Each line below that contains "present" should be counted. Give only the total.

»»

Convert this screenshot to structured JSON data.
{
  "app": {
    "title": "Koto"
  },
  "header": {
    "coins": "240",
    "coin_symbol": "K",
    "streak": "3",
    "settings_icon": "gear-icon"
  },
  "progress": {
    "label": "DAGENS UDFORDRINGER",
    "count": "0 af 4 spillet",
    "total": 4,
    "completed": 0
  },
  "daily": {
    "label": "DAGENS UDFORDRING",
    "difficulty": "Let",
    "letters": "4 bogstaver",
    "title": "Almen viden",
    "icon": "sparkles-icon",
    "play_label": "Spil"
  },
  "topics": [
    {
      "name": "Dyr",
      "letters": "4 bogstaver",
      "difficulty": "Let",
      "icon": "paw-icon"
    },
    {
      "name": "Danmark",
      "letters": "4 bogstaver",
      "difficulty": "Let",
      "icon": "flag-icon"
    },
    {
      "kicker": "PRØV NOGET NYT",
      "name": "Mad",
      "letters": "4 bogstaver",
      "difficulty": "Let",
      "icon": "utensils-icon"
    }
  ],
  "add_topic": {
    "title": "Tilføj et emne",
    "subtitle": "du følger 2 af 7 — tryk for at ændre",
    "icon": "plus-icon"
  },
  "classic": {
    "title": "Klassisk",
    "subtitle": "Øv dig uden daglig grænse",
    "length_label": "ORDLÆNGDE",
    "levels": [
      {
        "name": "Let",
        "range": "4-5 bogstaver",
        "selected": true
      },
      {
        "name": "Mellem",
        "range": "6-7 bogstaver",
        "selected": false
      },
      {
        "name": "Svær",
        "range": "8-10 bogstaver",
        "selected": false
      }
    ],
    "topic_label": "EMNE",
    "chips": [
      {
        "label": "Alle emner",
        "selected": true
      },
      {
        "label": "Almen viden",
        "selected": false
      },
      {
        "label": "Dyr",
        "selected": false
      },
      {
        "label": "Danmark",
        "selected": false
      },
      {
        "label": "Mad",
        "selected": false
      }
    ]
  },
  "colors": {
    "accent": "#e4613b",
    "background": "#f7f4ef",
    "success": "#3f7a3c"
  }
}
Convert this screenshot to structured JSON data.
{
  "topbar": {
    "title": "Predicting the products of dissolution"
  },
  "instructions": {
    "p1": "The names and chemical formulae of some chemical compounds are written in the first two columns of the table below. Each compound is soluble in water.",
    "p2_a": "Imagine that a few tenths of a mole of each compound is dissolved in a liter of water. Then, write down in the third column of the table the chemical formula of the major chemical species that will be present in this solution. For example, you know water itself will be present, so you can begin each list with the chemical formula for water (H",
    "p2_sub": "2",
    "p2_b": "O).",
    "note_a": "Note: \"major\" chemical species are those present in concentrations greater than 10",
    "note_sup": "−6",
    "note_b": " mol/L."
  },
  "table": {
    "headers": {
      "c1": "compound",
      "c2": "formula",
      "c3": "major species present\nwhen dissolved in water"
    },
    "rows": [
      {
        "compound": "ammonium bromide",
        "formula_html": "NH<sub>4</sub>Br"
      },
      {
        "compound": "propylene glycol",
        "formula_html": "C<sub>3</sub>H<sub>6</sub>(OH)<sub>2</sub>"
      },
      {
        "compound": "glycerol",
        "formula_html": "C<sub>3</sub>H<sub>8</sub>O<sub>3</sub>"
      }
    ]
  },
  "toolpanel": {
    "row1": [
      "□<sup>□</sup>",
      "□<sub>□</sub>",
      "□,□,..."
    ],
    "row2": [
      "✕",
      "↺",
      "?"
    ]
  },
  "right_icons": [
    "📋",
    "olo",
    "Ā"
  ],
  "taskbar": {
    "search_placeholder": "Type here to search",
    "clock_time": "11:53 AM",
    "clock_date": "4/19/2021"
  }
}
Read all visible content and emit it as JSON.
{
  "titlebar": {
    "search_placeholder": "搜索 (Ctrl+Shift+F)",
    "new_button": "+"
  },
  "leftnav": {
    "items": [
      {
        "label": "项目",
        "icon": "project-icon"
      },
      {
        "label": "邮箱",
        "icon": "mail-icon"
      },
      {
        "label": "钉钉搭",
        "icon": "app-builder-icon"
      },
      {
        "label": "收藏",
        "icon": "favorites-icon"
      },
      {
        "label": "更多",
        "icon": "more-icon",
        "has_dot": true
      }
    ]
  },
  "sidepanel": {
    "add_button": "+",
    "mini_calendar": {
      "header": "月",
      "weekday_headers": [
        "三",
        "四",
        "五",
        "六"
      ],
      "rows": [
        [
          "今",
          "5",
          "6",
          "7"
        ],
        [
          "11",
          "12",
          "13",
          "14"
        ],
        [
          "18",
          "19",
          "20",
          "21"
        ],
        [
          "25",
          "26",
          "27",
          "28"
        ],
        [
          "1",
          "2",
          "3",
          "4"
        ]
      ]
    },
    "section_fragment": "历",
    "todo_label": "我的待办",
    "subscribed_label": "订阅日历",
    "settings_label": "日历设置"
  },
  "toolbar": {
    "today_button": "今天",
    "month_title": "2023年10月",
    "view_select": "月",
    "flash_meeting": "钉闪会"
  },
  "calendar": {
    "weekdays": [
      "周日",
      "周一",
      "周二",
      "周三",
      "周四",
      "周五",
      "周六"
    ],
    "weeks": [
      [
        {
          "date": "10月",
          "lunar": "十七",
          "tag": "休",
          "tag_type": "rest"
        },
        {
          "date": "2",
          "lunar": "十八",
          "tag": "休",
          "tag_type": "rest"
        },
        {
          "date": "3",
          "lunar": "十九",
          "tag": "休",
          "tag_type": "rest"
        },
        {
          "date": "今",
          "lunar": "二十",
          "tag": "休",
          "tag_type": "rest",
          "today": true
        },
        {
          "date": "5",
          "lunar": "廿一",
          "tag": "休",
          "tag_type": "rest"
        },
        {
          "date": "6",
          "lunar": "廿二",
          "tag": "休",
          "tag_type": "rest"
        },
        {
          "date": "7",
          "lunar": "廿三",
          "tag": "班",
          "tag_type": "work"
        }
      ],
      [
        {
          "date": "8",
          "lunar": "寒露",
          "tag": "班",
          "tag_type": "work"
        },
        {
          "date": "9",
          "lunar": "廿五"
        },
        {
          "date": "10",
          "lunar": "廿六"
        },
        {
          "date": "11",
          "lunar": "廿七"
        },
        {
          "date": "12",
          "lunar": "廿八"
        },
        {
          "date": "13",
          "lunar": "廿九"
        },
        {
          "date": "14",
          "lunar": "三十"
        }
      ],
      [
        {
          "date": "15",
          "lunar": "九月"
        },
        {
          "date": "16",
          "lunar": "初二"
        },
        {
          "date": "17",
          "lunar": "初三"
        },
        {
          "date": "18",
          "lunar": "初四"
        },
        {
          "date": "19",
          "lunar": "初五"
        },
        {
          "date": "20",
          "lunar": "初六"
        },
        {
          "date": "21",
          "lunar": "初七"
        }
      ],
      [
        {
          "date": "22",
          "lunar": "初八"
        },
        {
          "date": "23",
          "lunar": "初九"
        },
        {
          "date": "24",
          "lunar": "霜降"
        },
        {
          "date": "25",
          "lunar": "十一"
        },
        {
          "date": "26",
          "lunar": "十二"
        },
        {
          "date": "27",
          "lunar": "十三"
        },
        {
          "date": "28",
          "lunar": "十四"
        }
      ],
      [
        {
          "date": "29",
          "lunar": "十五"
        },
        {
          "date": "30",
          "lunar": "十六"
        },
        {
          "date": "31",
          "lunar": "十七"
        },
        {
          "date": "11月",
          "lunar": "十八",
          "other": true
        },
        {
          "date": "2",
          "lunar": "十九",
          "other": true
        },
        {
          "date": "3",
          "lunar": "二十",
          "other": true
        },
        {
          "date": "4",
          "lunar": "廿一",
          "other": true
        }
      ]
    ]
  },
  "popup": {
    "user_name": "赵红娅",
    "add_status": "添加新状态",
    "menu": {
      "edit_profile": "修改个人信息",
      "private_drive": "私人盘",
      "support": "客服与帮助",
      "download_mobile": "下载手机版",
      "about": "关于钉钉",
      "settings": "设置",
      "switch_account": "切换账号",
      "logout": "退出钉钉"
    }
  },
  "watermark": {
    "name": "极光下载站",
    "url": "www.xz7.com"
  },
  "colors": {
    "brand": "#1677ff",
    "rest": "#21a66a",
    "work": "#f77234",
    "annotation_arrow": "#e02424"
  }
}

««

Task result: 3